“Electricity is expected to begin being generated in the latter part of 2024. The wind projects already agreed to by the state are to be operational by 2029 and they will produce about 15 billion kilowatt hours of electricity. That’s enough electricity to power well over 1 million homes.”

Izzo answered a number of questions about efforts combating climate change in the U.S. Here is some of the exchange:

Solar panels in the American West. (ROI-NJ)

ROI-NJ: Full disclosure, while you are in Scotland, I am traveling around Nevada, Utah and Arizona. Sun is not an issue here. Neither is available land for solar farms. Yet, I see few solar efforts. Why is that? What happened to the push for solar that President Barack Obama made during his first term? Does solar still make sense moving forward? Is it being discussed at the conference?

Ralph Izzo: The late-breaking, exciting news about solar is that a project in Saudi Arabia has been able to produce electricity at 1.04 cents/kWh. That is simply amazing progress from not very long ago. Now, there is clearly a lot more sun and available land in Saudi Arabia than New Jersey.

As for solar in general, it isn’t that enthusiasm has decreased, but, rather, we now realize the urgency is so great that we must deploy every tool at our disposal.

ROI: What does that mean for New Jersey?

RI: I still believe securing nuclear power is critical, so we don’t backslide.
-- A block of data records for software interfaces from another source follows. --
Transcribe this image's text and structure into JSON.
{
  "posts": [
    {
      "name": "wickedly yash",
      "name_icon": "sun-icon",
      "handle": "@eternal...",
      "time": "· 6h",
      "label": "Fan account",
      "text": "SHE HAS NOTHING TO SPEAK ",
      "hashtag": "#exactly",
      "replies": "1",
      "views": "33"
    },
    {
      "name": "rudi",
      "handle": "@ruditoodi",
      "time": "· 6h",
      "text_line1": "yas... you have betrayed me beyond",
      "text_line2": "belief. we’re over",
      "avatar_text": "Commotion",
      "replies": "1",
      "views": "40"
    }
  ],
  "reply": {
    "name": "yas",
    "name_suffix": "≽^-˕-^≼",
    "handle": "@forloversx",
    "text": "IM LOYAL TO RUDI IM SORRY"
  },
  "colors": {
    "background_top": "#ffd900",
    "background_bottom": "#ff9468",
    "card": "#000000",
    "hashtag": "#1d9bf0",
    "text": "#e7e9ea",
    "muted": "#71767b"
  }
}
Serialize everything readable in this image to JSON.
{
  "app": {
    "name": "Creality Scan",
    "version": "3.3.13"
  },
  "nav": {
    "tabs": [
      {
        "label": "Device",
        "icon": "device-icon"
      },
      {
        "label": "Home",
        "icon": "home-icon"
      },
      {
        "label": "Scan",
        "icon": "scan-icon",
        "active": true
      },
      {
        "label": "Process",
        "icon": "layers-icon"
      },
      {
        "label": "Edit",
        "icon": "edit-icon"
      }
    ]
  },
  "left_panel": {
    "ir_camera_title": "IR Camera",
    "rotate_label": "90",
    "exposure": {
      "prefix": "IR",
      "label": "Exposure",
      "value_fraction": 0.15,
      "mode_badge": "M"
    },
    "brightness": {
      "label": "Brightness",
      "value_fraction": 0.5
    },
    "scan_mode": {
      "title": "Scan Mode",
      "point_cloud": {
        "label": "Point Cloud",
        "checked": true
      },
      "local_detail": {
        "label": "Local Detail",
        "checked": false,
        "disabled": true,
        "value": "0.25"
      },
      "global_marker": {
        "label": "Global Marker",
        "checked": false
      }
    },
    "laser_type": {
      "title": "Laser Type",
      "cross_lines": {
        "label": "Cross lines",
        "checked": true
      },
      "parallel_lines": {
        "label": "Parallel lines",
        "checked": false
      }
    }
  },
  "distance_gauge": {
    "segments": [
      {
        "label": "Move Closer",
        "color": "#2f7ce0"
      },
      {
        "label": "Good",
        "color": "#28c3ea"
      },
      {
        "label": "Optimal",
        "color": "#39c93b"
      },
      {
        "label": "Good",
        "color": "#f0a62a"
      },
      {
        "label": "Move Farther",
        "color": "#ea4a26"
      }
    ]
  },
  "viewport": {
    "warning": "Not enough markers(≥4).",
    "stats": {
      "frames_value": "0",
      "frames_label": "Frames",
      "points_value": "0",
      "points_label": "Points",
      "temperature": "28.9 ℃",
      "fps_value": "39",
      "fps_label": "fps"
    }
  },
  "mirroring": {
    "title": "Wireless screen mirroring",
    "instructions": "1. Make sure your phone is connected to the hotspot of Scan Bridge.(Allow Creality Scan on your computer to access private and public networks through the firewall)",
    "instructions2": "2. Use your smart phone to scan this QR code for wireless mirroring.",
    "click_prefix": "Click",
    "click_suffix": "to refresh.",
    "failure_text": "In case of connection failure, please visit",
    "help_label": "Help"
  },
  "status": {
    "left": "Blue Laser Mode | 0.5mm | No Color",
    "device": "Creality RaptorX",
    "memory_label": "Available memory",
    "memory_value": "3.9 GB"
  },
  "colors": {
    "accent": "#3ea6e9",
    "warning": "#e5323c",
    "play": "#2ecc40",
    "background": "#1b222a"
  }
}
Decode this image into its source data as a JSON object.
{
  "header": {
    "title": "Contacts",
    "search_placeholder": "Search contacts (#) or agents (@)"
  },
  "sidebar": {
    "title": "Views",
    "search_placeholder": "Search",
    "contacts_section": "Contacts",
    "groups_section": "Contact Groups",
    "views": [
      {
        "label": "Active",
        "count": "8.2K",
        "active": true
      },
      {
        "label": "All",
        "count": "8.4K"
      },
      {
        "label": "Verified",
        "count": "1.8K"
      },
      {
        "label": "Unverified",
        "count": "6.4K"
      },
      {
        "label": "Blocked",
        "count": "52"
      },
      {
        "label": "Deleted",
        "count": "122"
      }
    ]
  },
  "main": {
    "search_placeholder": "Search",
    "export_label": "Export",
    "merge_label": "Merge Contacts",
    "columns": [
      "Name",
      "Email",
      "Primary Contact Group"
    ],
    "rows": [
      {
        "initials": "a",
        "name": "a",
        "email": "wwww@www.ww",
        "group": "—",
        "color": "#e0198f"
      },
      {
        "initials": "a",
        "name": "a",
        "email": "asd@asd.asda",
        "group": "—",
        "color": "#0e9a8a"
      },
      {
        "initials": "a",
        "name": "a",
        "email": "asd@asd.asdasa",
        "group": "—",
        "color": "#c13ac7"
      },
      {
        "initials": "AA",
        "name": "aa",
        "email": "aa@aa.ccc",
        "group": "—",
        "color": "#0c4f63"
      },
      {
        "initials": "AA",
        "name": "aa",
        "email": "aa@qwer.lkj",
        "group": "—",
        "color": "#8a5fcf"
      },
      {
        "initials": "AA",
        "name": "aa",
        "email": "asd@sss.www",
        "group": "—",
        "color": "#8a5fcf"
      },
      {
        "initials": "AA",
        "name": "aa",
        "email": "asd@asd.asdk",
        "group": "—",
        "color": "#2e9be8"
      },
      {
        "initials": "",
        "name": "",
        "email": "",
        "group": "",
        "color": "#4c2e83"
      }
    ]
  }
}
Then, we should ramp up our efforts in energy efficiency and offshore wind, just given the natural advantages we have in these areas compared to solar.

ROI: How can government assist here?

RI: The Build Back Better legislation being discussed in Congress will provide tax incentives for carbon-free energy that will undoubtedly stimulate investment across the entire country.

ROI: PSEG and you personally have been raising the issues around the climate crisis for some time. The good news: It appears to be gaining momentum around the globe. How much better off is the planet than it was just a year or two ago — if it is? And how far does it need to go in the next year or two in an effort to catch up to urgency of the issue? What is the sense you are getting there?

RI: There is a bit of a mixed story about our progress. If I think about the pledges that came out of the Paris COP six years ago, we were at serious risk of blowing past 2 degrees centigrade of warming, which would have serious consequences. The latest estimate, based upon updated pledges here at COP, is that we may be able to keep the increase to 1.8 degrees. And some companies, PSEG for one, have banded together to try to set targets that can keep us below 1.5 degrees, which is what the scientific community strongly advises.

Global carbon emissions did decline last year, but that appears to have been caused by the economic contraction caused by COVID. Emissions are back on the rise now, which is obviously not good.

ROI: What can be done — and should be done — now?

RI: This is what makes U.S. leadership important. We can set an example for the rest of the world. And, by inference, that’s what makes New Jersey leadership important. We can set an example for the rest of our nation.